    (Springer, 2021) Mahgerefteh, Joseph; Lai, Wyman; Colan, Steven; Trachtenberg, Felicia; Gongwer, Russel; Stylianou, Mario; Bhat, Aarti H.; Goldberg, David; McCrindle, Brian; Frommelt, Peter; Sachdeva, Ritu; Shuplock, Jacqueline Marie; Spurney, Christopher; Troung, Dongngan; Cnota, James F.; Camarda, Joseph A.; Levine, Jami; Pignatelli, Ricardo; Altmann, Karen; van der Velde, Mary; Thankavel, Poonam Punjwani; Chowdhury, Shahryar; Srivastava, Shubhika; Johnson, Tiffanie R.; Lopez, Leo; Pediatric Heart Network Investigators; Pediatrics, School of Medicine
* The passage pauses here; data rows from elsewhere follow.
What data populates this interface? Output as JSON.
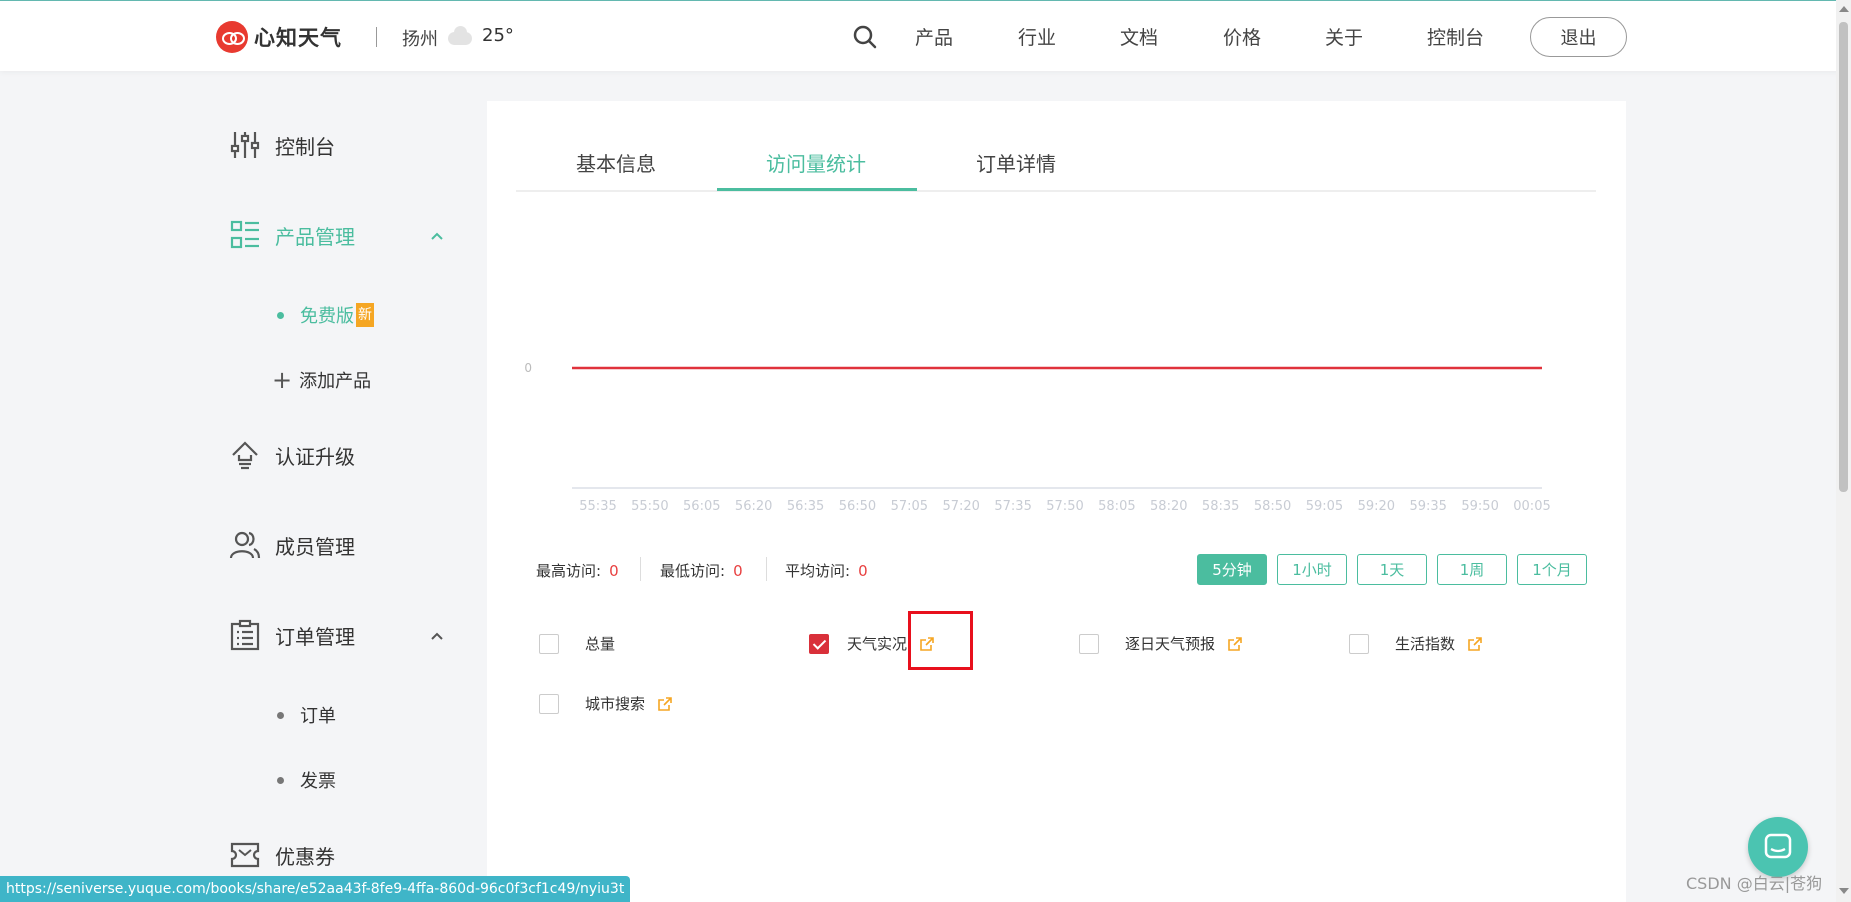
{
  "header": {
    "brand": "心知天气",
    "city": "扬州",
    "temperature": "25°",
    "nav": [
      "产品",
      "行业",
      "文档",
      "价格",
      "关于",
      "控制台"
    ],
    "logout_label": "退出"
  },
  "sidebar": {
    "dashboard": "控制台",
    "product_mgmt": "产品管理",
    "free_plan": "免费版",
    "new_badge": "新",
    "add_product": "添加产品",
    "upgrade": "认证升级",
    "members": "成员管理",
    "order_mgmt": "订单管理",
    "orders": "订单",
    "invoice": "发票",
    "coupons": "优惠券"
  },
  "tabs": [
    "基本信息",
    "访问量统计",
    "订单详情"
  ],
  "active_tab": "访问量统计",
  "chart_data": {
    "type": "line",
    "x": [
      "55:35",
      "55:50",
      "56:05",
      "56:20",
      "56:35",
      "56:50",
      "57:05",
      "57:20",
      "57:35",
      "57:50",
      "58:05",
      "58:20",
      "58:35",
      "58:50",
      "59:05",
      "59:20",
      "59:35",
      "59:50",
      "00:05"
    ],
    "series": [
      {
        "values": [
          0,
          0,
          0,
          0,
          0,
          0,
          0,
          0,
          0,
          0,
          0,
          0,
          0,
          0,
          0,
          0,
          0,
          0,
          0
        ],
        "color": "#e0323c"
      }
    ],
    "y_tick_labels": [
      "0"
    ],
    "grid": false
  },
  "stats": {
    "max_label": "最高访问:",
    "max_value": "0",
    "min_label": "最低访问:",
    "min_value": "0",
    "avg_label": "平均访问:",
    "avg_value": "0"
  },
  "ranges": [
    "5分钟",
    "1小时",
    "1天",
    "1周",
    "1个月"
  ],
  "active_range": "5分钟",
  "apis": [
    {
      "label": "总量",
      "checked": false,
      "has_link": false
    },
    {
      "label": "天气实况",
      "checked": true,
      "has_link": true
    },
    {
      "label": "逐日天气预报",
      "checked": false,
      "has_link": true
    },
    {
      "label": "生活指数",
      "checked": false,
      "has_link": true
    },
    {
      "label": "城市搜索",
      "checked": false,
      "has_link": true
    }
  ],
  "status_url": "https://seniverse.yuque.com/books/share/e52aa43f-8fe9-4ffa-860d-96c0f3cf1c49/nyiu3t",
  "watermark": "CSDN @白云|苍狗",
  "colors": {
    "accent": "#4bbd9f",
    "brand_red": "#e83a30",
    "line": "#e0323c",
    "badge": "#f5a623"
  }
}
    Normalizing cardiovascular measurements for body size allows for comparison among children of different ages and for distinguishing pathologic changes from normal physiologic growth. Because of growing interest to use height for normalization, the aim of this study was to develop height-based normalization models and compare them to body surface area (BSA)-based normalization for aortic and left ventricular (LV) measurements. The study population consisted of healthy, non-obese children between 2 and 18 years of age enrolled in the Pediatric Heart Network Echo Z-Score Project. The echocardiographic study parameters included proximal aortic diameters at 3 locations, LV end-diastolic volume, and LV mass. Using the statistical methodology described in the original project, Z-scores based on height and BSA were determined for the study parameters and tested for any clinically significant relationships with age, sex, race, ethnicity, and body mass index (BMI). Normalization models based on height versus BSA were compared among underweight, normal weight, and overweight (but not obese) children in the study population. Z-scores based on height and BSA were calculated for the 5 study parameters and revealed no clinically significant relationships with age, sex, race, and ethnicity. Normalization based on height resulted in lower Z-scores in the underweight group compared to the overweight group, whereas normalization based on BSA resulted in higher Z-scores in the underweight group compared to the overweight group. In other words, increasing BMI had an opposite effect on height-based Z-scores compared to BSA-based Z-scores. Allometric normalization based on height and BSA for aortic and LV sizes is feasible. However, height-based normalization results in higher cardiovascular Z-scores in heavier children, and BSA-based normalization results in higher cardiovascular Z-scores in lighter children. Further studies are needed to assess the performance of these approaches in obese children with or without cardiac disease.